A complete musculoskeletal examination should include the specific tests to detect hypermobile individuals, especially when physiotherapy affecting joint mobility is planned. Joint hypermobility (JH) is defined as an excessive range of motion of joints, taking into consideration the subject’s gender, age, and ethnic background[1].


The goal of this study was to assess the prevalence of JH in girls with idiopathic scoliosis (IS), taking into account the age, curve pattern and curve size.


The study group included 147 Caucasian girls with IS, aged 9-18 years (mean 13.6 ±2.2), Cobb angle range 11°-65°, mean 27.9 ±11.9, comprising 42 single thoracic, 31 single lumbar and 74 double curve scoliosis. According to the Cobb angle, there were 70 mild (10-24º), 54 moderate (25-40º) and 23 severe (> 45º) curves. The control group included 147 girls aged 9-18 years (mean 13.1 ±.3), selected at random from the group of 300 girls free of IS (angle of trunk rotation <5°). The presence of JH was assessed with the 9-point Beighton scale [1], using the cut-off ≥5 points.


JH was diagnosed in 24.5% of IS girls, whilst in the control group, it was diagnosed in 15.1% (p=0.04). The prevalence of JH was significantly (p=0.03) lower in IS girls aged 16-18 years in comparison to younger individuals (9-15). There was no difference regarding JH occurrence among girls with mild, moderate and severe scoliosis (p=0.8). No significant differences in JH prevalence was observed among girls with single thoracic, single lumbar and double curve scoliosis (p=0.68). The number of vertebrae within curvature did not influence the prevalence of JH (p=0.13).

Conclusions and discussion

JH appeared more often in IS girls than in healthy controls. Its prevalence decreased with age. No relation between JH prevalence and curve pattern, curve size or number of vertebrae within curvature was found.

Authors’ Affiliations

Department of Physiotherapy, Józef Rusiecki University College, Olsztyn, Poland
Rehasport Clinic, Poznań, Poland


  1. Murray KJ: Hypermobility disorders in children and adolescents. Best Pract Res Cl Rh. 2006, 20: 329-51. 10.1016/j.berh.2005.12.003.View ArticleGoogle Scholar


© Czaprowski et al; licensee BioMed Central Ltd. 2013
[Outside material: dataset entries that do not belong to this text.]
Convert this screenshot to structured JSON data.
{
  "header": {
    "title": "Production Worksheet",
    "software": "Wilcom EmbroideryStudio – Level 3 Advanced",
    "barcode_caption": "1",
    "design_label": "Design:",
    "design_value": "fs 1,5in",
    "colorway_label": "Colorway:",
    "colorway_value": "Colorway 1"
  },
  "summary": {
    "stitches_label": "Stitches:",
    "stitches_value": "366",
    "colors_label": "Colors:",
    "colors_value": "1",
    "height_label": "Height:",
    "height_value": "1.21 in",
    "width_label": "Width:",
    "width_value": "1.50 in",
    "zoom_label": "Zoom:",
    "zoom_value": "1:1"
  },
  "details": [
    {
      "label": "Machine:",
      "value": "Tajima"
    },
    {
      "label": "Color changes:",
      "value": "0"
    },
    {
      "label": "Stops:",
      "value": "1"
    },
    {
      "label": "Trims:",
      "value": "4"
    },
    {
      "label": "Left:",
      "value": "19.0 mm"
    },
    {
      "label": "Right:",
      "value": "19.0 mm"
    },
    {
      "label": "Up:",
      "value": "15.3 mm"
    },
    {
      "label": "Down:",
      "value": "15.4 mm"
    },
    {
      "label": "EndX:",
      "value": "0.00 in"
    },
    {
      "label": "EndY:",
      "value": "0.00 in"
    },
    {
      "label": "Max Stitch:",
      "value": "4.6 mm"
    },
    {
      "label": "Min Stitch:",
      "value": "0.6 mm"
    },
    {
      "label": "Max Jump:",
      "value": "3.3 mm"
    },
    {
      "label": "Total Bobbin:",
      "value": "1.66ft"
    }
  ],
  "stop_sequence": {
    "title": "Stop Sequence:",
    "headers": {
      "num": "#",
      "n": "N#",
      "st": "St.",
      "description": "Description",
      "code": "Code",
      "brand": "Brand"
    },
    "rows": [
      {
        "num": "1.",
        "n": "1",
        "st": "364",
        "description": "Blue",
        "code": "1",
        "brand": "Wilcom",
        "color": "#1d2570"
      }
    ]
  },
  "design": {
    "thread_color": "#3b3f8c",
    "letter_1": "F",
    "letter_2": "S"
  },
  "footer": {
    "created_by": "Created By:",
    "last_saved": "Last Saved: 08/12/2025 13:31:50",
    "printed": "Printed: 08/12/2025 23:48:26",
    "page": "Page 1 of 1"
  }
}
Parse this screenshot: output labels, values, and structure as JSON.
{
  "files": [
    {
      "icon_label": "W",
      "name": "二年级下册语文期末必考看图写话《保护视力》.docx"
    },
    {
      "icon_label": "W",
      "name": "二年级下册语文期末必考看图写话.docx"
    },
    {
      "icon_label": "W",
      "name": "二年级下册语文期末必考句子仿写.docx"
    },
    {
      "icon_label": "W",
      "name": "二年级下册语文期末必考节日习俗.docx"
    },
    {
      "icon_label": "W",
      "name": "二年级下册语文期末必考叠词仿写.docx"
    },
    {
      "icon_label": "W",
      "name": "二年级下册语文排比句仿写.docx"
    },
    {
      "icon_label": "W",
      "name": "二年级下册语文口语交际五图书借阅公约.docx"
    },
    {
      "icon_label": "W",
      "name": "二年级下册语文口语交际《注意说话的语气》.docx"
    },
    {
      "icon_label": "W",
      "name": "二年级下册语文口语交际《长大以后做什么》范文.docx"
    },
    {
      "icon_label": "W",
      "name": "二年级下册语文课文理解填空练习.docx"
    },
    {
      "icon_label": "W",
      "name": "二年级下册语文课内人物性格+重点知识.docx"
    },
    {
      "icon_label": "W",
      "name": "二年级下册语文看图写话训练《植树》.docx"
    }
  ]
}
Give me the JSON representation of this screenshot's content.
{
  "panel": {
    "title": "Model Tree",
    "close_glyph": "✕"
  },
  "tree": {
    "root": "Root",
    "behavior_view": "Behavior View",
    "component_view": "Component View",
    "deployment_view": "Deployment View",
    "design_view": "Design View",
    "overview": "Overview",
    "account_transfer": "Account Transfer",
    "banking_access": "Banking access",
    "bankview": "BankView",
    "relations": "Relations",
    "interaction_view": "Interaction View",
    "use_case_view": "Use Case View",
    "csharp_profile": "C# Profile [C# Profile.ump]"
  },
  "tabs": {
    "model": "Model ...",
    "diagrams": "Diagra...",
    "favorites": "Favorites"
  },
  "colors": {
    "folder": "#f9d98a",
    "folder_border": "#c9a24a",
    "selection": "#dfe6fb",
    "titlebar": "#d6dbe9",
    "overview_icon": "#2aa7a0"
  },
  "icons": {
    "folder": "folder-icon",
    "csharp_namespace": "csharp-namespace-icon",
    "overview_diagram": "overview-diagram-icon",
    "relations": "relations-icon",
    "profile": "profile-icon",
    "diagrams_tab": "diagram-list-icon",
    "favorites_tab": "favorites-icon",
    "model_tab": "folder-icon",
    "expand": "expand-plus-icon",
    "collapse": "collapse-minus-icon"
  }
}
This article is published under license to BioMed Central Ltd. This is an Open Access article distributed under the terms of the Creative Commons Attribution License (, which permits unrestricted use, distribution, and reproduction in any medium, provided the original work is properly cited.